I should have just gone home, but I didn’t. Instead unlike the stream of people filling the sidewalks heading north, I went south. I don’t know exactly what drew me downtown—perhaps I thought that feeling the soot in my lungs or feeling the debris underfoot would make me actually believe what I had just seen—help me understand that the buildings which filled me with awe were gone. That the plaza I used to lie in—staring up, the towers so tall they seemed to bend toward each other, was also gone, an entire ice age passing in a second, utterly changing the world it passed through.
But I went, downtown anyway past Times Square where hundreds of people spilled into the streets eyes on the NASDQ jumbotron, and past Penn Station where thousands of commuters milled around shaking their heads. 80 blocks down—south of canal street.
Down there, just beyond the police lines, the damage took on an earie cast. Planters were knocked over—small pine trees littered the ground. Several inches of soot covered everything and the dust in the air refracted the light making it seem hazy and yellow. There were charred papers everywhere—like a half incinerated tickertape parade had just passed me by. Other than police and firefighters, it was desolate.

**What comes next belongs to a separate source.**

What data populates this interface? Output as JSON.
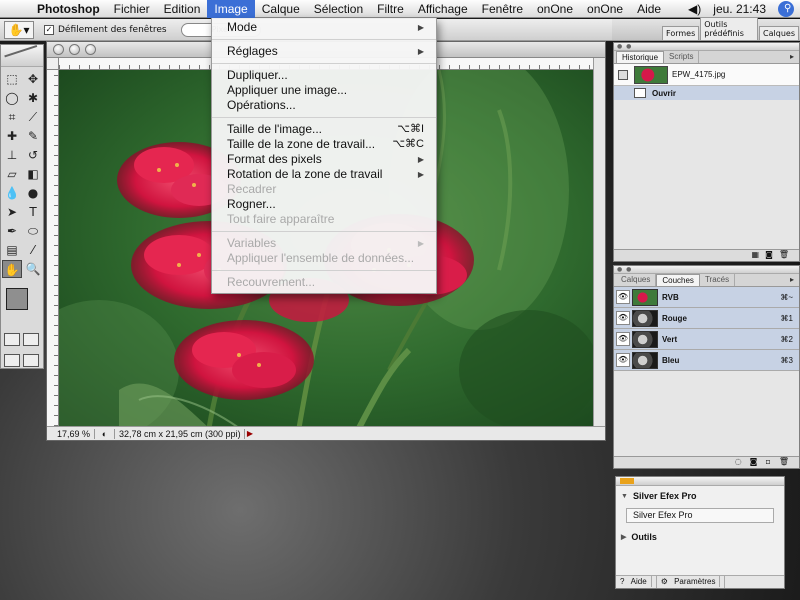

An abandoned fruit cart stood alone at the corner of church and chambers. The block was empty, but the fruit still sat perfectly arranged. Plums and bananas peaches and grapes, all covered with a thin layer of soot—a dirty snowfall obscuring the dusty purple of the plums. A single small loafer lay not far away. I don’t know what it was about the fruit cart, but seeing it seemed to bring the enormity of the destruction into sharp focus. The foolishness of my long walk was suddenly very very evident. The dust swirled, a policeman shouted, and I turned to start the long walk home.
Posted by Indefensible at 12:54 AM